Tomatoes and basil are popular pizza toppings, though people sometimes add other ingredients. One of the most renowned pizzas is known as Margherita after the first queen of united Italy who held power from 1889 – its toppings, tomatoes, basil, and mozzarella represent the colors of Italy’s flag.

Asians also tend to add traditional flavors and ingredients to their pizzas, such as Indian-influenced paratha flatbread pizzas that tend to be spicy and feature more vegetables.

Romanza pizza dough is not stretched too thinly during rolling, thus keeping more air within and making for an airier and lighter texture during baking. This results in an enjoyable yet crunchy taste experience!


As with any pizza, the sauce of a Romanza pizza is key. Romanza sauce consists of a thick tomato-based paste with less water content than pasta sauce or marinara; giving it a slightly thinner consistency than either option. Marinara is commonly known as pizza sauce due to its extensive usage on pizza; however, it can also be added to dishes such as pasta and sandwiches or served as a dip.

A Bianca pizza typically begins with a thin layer of semi-smooth sauce, followed by meats and cheeses. After being combined in the oven, its flavors develop further while coming together as one cohesive entity.

Not to be outdone by Neapolitan pizza, which is protected under the European Union’s Traditional Speciality Guaranteed scheme and recognized as an intangible cultural heritage by UNESCO, Roman-style pizza does not receive official recognition from authorities; however many establishments that serve it by the slice make outstanding Roman-style pies using long fermentation processes and high hydration dough; these restaurants typically also provide several variations including Roman Bianca pizza.


Romanza pizza requires careful consideration in terms of dough preparation, ingredient selection, and baking technique to achieve its characteristic airy base and distinct crunch. For optimal results it should be made a day in advance and allowed to rise under cover until doubles in size; this step ensures its signature texture of light chewiness and delightful airiness.

After shaping the dough into squares or rectangles, Pizza al taglio (pizza by the slice) should be prepared by topping each slice with tomato sauce, mozzarella cheese, and anchovies before placing it on an oiled baking sheet and baked for approximately 10 minutes on 250degC/500degF top/bottom heat on the lowest oven rack.

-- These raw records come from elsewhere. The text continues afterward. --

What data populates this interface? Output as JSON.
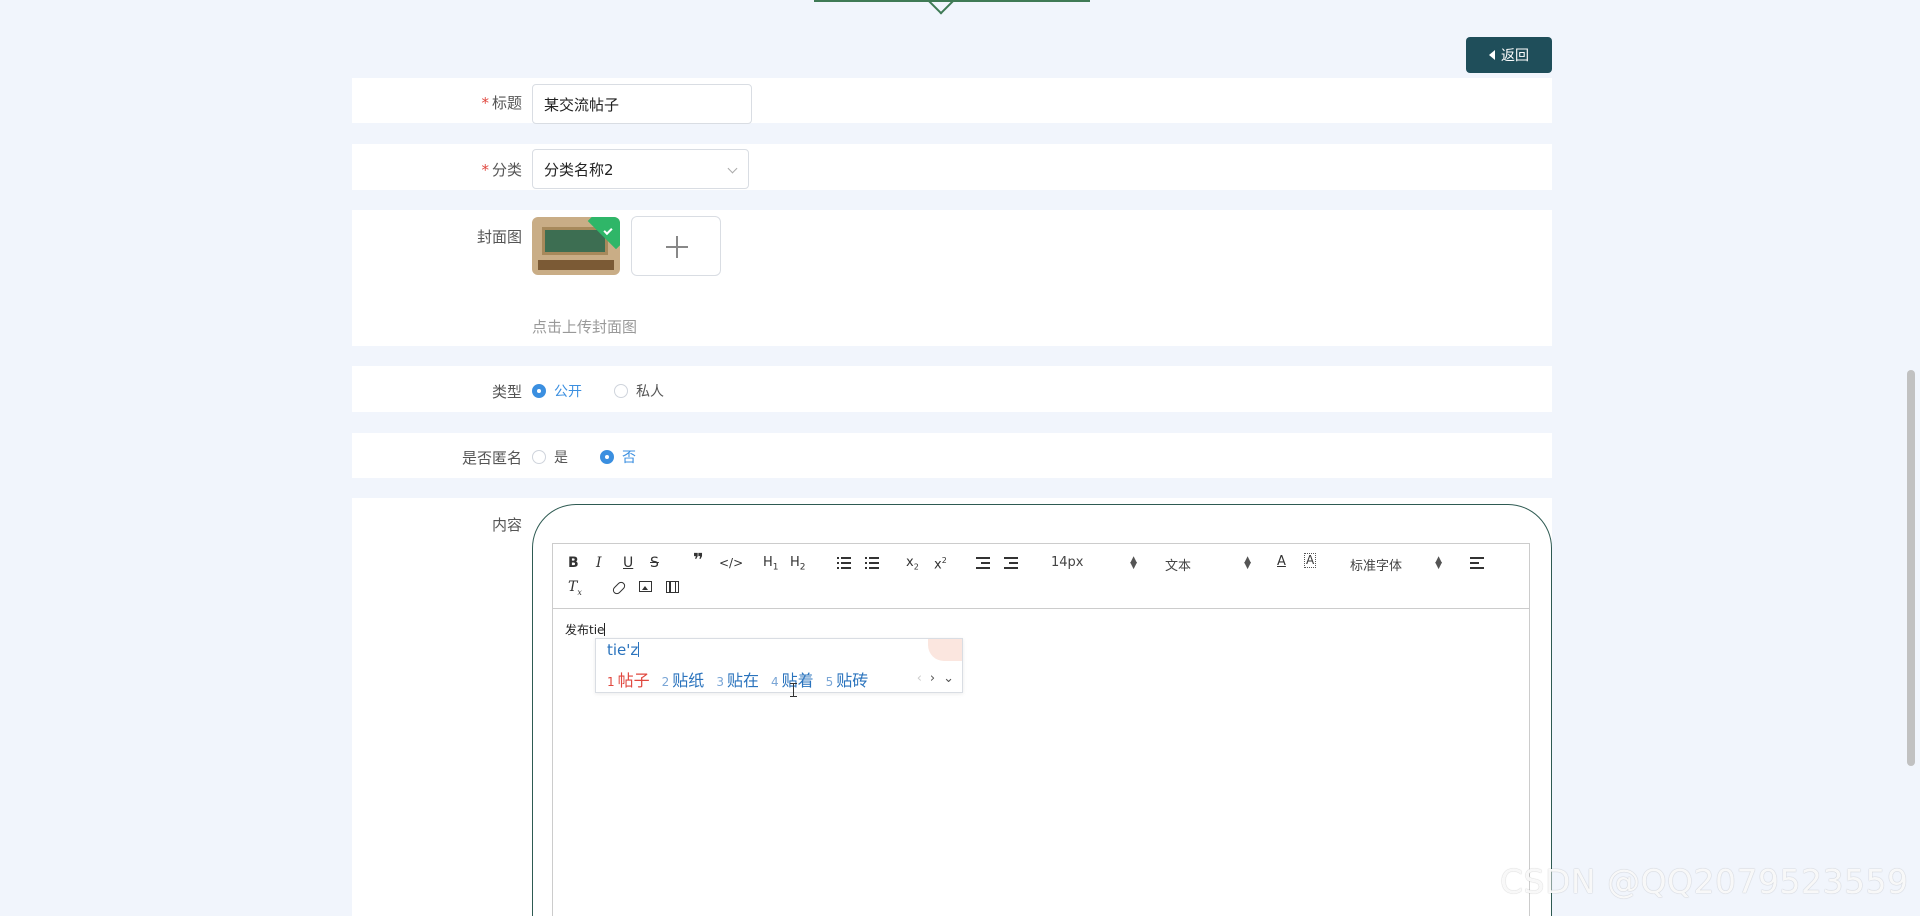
{
  "header": {
    "back_label": "返回"
  },
  "form": {
    "title": {
      "label": "标题",
      "value": "某交流帖子"
    },
    "category": {
      "label": "分类",
      "value": "分类名称2"
    },
    "cover": {
      "label": "封面图",
      "hint": "点击上传封面图"
    },
    "visibility": {
      "label": "类型",
      "options": [
        "公开",
        "私人"
      ],
      "selected": "公开"
    },
    "anonymous": {
      "label": "是否匿名",
      "options": [
        "是",
        "否"
      ],
      "selected": "否"
    },
    "content": {
      "label": "内容",
      "text": "发布tie",
      "toolbar": {
        "font_size": "14px",
        "paragraph": "文本",
        "font_family": "标准字体"
      }
    }
  },
  "ime": {
    "pinyin": "tie'z",
    "candidates": [
      {
        "n": "1",
        "text": "帖子"
      },
      {
        "n": "2",
        "text": "贴纸"
      },
      {
        "n": "3",
        "text": "贴在"
      },
      {
        "n": "4",
        "text": "贴着"
      },
      {
        "n": "5",
        "text": "贴砖"
      }
    ]
  },
  "watermark": "CSDN @QQ2079523559",
  "colors": {
    "accent": "#3b8fe0",
    "back_button": "#1f4e5a",
    "required": "#e0473e"
  }
}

Some modern pizzerias are offering romanza pizza as an alternative to more common artisanal Neapolitan varieties, boasting long fermentation times, high hydration levels and using wheat, soy and rice flours in combination to produce a lighter and crunchier pie. Their success in meeting their claim will depend on whether they adhere strictly to traditional methods while not altering too greatly the recipe.